Recent data has shown that a healthy diet has been shown to offer protection from diseases, including dementia and Alzheimer’s disease (AD).
For instance, patients following a Mediterranean diet for 4.5 years lowered their risk of AD by 54%.
There is no cure for dementia and the precise causes haven’t been identified. However, we do know that cognitive decline doesn’t manifest overnight. It probably starts 10-15 years before the first signs of confusion, memory loss or poor concentration.
Prevention is always better than cure, so this article provides some basic information on how to care for your brain health throughout your life. It is easy to forget about our health when we are feeling well, but having a forward-looking approach to everyday health can help you and your family future-proof your wellbeing for decades to come.
How does food and Lifestyle promote Brain health?
There are processes that promote synaptic activity and others that inhibit it. We can modulate factors that cause neurologic decay and amplify forces that promote neurologic growth.
We also understand now that certain lifestyle factors are risk factors for developing dementia or Alzheimer's. Chronic inflammation, high blood pressure and unmanaged diabetes are some of the key risk factors for developing dementia in later life.
Evidence shows that certain food compounds can promote these health issues and other foods, or diets can help protect us from them.
Important Health Factors affective cognitive function:
Insulin resistance (eg. Diabetes). Alzheimer’s is also becoming known as Diabetes Type 3 – so close is the link between the two conditions.
Inflammation / elevated Homocysteine. Homocysteine is a naturally occurring amino acid that should be recycled by the body and metabolised by the body. When this doesn’t happen, it accumulates and becomes a risk factor for Alzheimer’s and cardiovascular disease. The good news is that homocysteine can be normalised through diet or supplementation (for those with worryingly elevated levels).

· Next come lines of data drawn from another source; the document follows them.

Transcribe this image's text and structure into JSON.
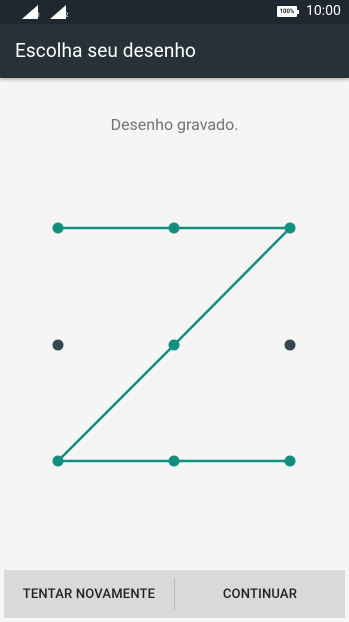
{
  "status_bar": {
    "sim1_label": "1",
    "sim2_label": "2",
    "battery_label": "100%",
    "time": "10:00"
  },
  "app_bar": {
    "title": "Escolha seu desenho"
  },
  "message": "Desenho gravado.",
  "pattern": {
    "grid": [
      [
        "row1-col1",
        "row1-col2",
        "row1-col3"
      ],
      [
        "row2-col1",
        "row2-col2",
        "row2-col3"
      ],
      [
        "row3-col1",
        "row3-col2",
        "row3-col3"
      ]
    ],
    "selected_sequence": [
      1,
      2,
      3,
      5,
      7,
      8,
      9
    ],
    "line_color": "#138f80",
    "dot_selected_color": "#138f80",
    "dot_unselected_color": "#37474f"
  },
  "buttons": {
    "retry": "TENTAR NOVAMENTE",
    "continue": "CONTINUAR"
  }
}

Gut health. Our gut is also referred to as the ‘second brain’. We now understand the critical role that gut health plays in cognitive health. In particular studies have shown that what is happening in the gut (or microbiome) can influence inflammation in the brain.
The good news is that we can positively impact our microbiomes by what we eat.

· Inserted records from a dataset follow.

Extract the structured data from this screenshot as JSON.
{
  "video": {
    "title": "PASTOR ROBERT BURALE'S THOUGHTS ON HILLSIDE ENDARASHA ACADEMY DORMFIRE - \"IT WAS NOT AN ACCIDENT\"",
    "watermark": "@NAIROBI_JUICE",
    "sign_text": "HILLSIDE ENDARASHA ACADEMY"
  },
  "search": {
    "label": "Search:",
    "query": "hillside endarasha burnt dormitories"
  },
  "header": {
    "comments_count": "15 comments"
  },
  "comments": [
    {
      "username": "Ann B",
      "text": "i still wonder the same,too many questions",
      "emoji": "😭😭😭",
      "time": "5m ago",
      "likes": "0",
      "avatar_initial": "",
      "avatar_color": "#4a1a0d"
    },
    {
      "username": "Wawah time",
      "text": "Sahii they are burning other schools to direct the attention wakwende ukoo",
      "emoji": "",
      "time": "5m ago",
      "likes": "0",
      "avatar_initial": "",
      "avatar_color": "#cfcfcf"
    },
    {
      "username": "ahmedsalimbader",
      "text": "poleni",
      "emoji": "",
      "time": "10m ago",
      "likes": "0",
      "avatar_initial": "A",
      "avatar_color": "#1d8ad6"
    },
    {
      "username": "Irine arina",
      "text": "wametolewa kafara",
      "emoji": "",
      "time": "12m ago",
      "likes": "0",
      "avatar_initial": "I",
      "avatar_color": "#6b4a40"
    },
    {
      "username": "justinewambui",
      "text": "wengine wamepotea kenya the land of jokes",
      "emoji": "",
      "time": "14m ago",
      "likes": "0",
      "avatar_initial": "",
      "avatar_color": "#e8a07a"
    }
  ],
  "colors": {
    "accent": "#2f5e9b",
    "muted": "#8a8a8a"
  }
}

Food Factors to Protect and Promote Healthy Brain Function
Reduce simple carbohydrates and sugar. This keeps blood sugar levels balanced, prevents insulin resistance and helps to avoid diabetes.
Eat foods that help to lower homocysteine: leafy greens are especially good (spinach, kale, broccoli) as well as foods rich in choline, B6, folate, B12. Folate and B12 are essential to convert homocysteine and prevent it accumulating and causing damage. Research suggests that insufficient folate, B6 and B12 in earlier years (think 30’s-50’s) almost doubles the risk of dementia and Alzheimer’s in older age.
Reduce pro-inflammatory foods. These are usually foods that are very high in omega 6 fatty acids (like fried foods) or in compounds that cause inflammation (like sugar). Excess red meat, fried foods, ultra processed foods and sugary drinks should be limited to keep your brain healthy.
Increase foods with anti-inflammatory properties. These are foods that are rich in compounds that fight inflammation. The best sources are: oily fish (like mackerel or sardines), walnuts, ginger, rosemary, olive oil, berries, brightly coloured vegetables and turmeric.
Support beneficial bacteria in your gut. Garlic, leeks, onions, apples, green tea, wholegrains and kefir dairy promote commensal bacteria that protect brain health.
An integrated approach
Good nutrition is a very important element that feeds into an overall lifestyle approach to future-proofing your brain health.
These food tips are a good start, and should be part of an integrated approach to wellness that includes stress management, sleep and activity.
Start small changes today and build up your cognitive resilience for years to come!
Need help honing your brain-protecting diet? Book your consultation now for personalised care.